"Everything is toward building a team that is talented and filled with character," Demoff said. "That is obviously every team's goal, but as we try to move this team forward every decision is made trying to blend youthful, talented players with talented veterans who can show you how to win in the NFL. That's Steve and Billy's vision, and I think we're on the right track.
"It's been unique offseason, having the first-overall pick, having a franchise player like O.J. caught up in some CBA complexities, but at the end of day it's hard to look at the franchise where we sit now and not feel good about the long-term future of the Rams."
The Rams ownership remains in question -- I fully expect Stan Kroenke to be voted in as the next owner at league meetings in August -- there are long-term issues about their stadium situation, and they have won just six games over the last three seasons. If anything can help foster hope, however, it's the arrival of a franchise quarterback.
That's exactly what the Rams expect first overall pick Sam Bradford to be. Getting him signed will be high on Demoff's to-do list before training camp opens, and he's confident that will be the case. There is an ongoing dialogue, but as is normally the case, the thrust of negotiations will take place in July, in the weeks before camp. The Rams are plenty comfortable with that, and that they can complete that deal in the same manner that defined the Atogwe saga.
"Our attention has been there (on Bradford) for a long time, but all deals have their own natural course that they take," Demoff said. "And I believe everybody is excited to get to camp on time, and as long as he's there for the first team practice it's not really a concern to me whether he signs tomorrow or the morning of that practice. It's not when you start talking, it's when you finish."
» Spoke to Chad Speck, the agent for free agent defensive lineman Leonard Little, and he believes his client is going to return to the NFL. Little, who had been mulling retirement, is working out very hard and gave Speck the impression he wants to play another season. New Orleans had scheduled a free-agent visit with Little early in free agency, and while the Saints have since signed other linemen, I would not be surprised if someone signs Little before camp begins. ...
» Still nothing cooking at all with free agent linebacker Adalius Thomas. No visits and nothing imminent at this point. Teams I've talked to did not like his film with the Pats the past few years, and then you factor in his clashes with Bill Belichick -- and Belichick's strong ties to other 3-4 teams like Kansas City and Denver -- and it doesn't look good. Despite all of this, I have to think someone signs Thomas before camp, but his chances of making real money are not good right now. ...
» Despite their signing of Marc Bulger to be Joe Flacco's backup, I'm hearing the Ravens are in no rush to cut either of their young quarterbacks (Troy Smith and John Beck). They don't planning on releasing either right now, and will likely let them battle for that No. 3 spot on the roster.
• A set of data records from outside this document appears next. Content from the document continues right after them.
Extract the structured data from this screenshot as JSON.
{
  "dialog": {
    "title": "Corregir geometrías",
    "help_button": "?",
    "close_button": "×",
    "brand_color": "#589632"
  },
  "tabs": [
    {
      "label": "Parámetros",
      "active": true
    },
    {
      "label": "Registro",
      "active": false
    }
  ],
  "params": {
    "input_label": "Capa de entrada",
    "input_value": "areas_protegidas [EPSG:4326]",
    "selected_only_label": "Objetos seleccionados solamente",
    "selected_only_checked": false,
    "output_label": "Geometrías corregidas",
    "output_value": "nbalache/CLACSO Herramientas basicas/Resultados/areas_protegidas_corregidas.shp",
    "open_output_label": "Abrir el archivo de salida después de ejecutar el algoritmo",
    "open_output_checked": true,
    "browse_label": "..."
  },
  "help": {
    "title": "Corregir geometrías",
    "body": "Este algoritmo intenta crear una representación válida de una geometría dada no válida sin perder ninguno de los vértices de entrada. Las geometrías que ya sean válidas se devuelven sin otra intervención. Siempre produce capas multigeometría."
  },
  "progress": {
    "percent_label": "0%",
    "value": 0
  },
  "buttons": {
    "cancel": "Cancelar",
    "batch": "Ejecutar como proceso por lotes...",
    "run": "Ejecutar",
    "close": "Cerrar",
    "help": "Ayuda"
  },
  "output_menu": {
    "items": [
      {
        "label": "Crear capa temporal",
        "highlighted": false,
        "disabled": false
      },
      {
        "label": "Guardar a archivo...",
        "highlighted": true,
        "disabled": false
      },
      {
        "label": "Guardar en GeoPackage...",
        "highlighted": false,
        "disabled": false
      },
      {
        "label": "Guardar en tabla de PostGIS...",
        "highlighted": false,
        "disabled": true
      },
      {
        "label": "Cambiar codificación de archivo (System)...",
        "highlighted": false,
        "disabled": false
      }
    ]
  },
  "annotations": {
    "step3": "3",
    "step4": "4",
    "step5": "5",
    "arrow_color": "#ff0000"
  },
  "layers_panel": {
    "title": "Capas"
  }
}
Certainly, they're not going to carry four quarterbacks, but they also have no intentions of handing someone else a developmental quarterback ahead of training camp. ...
» Hope you guys are having a great summer. I'm on vacation the next two weeks and then will be back blogging, chatting and writing this column next month when I get back. Can't wait for training camps to open up. Bring it on.